■ SUPPLIED MATERIAL ■

··········

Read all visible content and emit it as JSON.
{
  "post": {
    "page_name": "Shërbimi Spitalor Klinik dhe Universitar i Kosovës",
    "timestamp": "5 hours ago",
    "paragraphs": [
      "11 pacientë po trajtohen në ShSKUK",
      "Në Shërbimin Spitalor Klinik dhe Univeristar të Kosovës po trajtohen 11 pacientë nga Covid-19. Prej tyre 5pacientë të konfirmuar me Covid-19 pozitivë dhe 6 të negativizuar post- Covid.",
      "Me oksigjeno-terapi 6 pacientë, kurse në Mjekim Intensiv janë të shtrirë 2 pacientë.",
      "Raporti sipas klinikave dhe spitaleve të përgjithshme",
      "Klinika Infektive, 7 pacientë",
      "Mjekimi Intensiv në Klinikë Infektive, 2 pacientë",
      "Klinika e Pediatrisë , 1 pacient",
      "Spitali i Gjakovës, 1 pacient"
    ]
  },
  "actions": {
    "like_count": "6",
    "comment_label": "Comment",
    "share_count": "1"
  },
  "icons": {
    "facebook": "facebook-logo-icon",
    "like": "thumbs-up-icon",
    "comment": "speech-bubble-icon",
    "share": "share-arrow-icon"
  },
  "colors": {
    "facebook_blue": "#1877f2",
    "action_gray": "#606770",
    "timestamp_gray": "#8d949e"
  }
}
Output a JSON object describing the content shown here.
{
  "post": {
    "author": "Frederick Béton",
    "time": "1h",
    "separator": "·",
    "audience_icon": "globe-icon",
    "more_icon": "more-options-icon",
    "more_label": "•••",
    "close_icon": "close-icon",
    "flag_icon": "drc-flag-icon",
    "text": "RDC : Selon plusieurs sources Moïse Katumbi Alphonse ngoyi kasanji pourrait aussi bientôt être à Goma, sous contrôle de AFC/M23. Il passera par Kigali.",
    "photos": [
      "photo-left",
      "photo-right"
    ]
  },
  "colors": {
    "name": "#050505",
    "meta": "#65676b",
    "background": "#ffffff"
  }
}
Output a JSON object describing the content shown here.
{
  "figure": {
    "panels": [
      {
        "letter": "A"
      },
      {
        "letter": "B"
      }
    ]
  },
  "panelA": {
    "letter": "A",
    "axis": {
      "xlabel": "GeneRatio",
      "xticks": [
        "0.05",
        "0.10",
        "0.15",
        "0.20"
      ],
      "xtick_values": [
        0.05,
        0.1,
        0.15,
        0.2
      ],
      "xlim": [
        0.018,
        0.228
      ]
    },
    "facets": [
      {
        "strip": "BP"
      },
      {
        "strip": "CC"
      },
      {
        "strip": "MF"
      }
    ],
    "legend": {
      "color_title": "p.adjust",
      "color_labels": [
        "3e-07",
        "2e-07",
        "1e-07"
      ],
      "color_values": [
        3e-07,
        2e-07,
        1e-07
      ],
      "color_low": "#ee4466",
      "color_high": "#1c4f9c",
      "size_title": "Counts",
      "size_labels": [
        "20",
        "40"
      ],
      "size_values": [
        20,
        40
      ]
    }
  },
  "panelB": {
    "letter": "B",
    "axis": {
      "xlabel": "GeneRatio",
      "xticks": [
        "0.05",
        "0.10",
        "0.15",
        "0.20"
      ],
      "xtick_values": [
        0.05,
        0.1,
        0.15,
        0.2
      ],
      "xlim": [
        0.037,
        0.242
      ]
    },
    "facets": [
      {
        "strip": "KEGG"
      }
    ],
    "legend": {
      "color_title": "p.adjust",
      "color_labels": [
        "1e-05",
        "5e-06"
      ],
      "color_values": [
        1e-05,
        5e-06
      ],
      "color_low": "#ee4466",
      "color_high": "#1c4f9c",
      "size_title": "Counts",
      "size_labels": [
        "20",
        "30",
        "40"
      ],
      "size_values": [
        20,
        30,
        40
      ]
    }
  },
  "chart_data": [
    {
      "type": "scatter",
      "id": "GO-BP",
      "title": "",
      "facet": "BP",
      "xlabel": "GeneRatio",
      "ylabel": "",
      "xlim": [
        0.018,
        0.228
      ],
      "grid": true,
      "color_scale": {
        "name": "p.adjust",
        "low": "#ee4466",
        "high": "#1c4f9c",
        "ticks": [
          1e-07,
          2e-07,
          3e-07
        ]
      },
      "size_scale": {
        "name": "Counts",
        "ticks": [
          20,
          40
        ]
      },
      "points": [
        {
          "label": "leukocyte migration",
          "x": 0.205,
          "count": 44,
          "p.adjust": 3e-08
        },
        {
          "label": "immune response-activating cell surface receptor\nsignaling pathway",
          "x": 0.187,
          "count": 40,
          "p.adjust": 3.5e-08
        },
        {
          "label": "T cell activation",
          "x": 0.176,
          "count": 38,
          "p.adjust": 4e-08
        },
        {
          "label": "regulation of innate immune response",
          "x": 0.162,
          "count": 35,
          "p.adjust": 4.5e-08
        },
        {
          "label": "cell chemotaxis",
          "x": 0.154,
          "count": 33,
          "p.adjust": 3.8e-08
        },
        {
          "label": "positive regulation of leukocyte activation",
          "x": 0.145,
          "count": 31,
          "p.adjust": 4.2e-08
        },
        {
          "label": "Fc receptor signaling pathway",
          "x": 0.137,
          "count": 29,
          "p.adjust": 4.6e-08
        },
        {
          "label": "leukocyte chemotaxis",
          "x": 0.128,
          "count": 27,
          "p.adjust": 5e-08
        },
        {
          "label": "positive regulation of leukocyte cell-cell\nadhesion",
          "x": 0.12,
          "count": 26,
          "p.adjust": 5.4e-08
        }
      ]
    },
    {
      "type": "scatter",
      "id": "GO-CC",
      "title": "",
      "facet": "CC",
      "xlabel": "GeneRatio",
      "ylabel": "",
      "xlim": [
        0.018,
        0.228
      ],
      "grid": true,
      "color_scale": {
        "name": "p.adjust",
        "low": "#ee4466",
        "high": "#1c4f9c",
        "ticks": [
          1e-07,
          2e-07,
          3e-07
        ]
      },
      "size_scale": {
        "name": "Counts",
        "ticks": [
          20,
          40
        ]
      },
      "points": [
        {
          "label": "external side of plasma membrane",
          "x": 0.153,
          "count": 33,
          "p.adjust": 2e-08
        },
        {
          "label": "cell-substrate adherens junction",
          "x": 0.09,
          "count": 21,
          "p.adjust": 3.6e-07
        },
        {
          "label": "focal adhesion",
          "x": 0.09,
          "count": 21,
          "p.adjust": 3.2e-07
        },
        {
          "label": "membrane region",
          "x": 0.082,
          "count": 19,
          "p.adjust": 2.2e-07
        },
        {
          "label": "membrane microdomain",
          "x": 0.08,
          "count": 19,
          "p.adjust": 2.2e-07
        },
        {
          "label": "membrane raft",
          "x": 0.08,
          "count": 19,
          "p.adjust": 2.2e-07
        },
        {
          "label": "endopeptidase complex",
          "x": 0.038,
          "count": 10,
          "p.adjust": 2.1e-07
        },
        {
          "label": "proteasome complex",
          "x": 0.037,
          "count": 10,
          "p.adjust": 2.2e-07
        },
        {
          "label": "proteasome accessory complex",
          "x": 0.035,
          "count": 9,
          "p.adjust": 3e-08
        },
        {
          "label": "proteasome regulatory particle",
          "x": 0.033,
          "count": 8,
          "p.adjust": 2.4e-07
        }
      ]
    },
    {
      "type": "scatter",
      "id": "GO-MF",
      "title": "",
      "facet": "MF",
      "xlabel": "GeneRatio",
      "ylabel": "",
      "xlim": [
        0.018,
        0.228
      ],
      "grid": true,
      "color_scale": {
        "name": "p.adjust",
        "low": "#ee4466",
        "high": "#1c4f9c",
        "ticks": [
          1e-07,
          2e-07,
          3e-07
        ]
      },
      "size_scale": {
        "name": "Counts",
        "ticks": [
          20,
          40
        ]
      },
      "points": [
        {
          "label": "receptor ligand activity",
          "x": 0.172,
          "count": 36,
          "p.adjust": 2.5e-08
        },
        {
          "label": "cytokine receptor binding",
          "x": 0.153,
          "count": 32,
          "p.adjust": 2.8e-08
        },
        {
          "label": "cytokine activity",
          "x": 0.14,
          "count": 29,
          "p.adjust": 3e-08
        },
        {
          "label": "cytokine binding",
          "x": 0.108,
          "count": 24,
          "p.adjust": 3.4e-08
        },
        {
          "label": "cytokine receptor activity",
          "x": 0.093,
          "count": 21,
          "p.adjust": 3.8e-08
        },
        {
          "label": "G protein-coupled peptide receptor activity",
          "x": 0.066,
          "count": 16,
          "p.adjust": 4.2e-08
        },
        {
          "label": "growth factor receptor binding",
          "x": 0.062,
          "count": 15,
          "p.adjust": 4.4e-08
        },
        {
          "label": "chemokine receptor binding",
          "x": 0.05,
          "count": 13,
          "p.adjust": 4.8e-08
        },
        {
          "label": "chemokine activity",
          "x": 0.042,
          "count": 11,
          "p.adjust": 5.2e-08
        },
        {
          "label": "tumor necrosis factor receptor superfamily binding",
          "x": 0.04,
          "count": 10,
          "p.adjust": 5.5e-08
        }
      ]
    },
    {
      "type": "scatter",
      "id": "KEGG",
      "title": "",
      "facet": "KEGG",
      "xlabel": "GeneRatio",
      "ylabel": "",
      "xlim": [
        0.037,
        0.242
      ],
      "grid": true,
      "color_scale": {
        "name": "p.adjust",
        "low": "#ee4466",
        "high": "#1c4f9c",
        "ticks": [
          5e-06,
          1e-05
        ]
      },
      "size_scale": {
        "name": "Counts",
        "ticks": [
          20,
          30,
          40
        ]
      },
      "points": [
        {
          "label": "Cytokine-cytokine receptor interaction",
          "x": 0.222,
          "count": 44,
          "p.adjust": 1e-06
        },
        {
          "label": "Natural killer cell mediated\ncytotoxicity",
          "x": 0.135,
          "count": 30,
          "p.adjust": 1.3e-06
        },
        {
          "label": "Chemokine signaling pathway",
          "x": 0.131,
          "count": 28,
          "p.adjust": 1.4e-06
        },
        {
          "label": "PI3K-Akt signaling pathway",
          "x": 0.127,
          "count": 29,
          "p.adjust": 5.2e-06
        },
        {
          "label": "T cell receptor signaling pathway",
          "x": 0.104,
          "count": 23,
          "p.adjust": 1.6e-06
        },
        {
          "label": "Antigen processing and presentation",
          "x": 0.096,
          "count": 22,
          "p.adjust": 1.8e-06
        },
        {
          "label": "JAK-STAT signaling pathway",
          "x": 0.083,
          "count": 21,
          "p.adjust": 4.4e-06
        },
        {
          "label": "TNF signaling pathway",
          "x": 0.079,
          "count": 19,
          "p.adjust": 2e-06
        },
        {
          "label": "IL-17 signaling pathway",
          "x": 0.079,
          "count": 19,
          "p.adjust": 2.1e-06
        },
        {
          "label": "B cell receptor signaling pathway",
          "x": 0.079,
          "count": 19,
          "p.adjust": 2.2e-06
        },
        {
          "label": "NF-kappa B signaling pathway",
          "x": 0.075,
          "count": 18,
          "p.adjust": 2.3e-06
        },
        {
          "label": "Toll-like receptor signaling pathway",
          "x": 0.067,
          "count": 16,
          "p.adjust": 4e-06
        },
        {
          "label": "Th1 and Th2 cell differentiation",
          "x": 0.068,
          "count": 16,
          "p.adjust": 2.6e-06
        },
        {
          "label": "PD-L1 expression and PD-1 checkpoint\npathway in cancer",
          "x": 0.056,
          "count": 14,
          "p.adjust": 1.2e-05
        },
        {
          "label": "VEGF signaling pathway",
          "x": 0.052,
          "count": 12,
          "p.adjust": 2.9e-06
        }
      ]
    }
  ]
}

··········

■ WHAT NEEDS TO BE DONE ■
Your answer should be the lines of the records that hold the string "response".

■ ANSWER SPACE ■
          "label": "immune response-activating cell surface receptor\nsignaling pathway",
          "label": "regulation of innate immune response",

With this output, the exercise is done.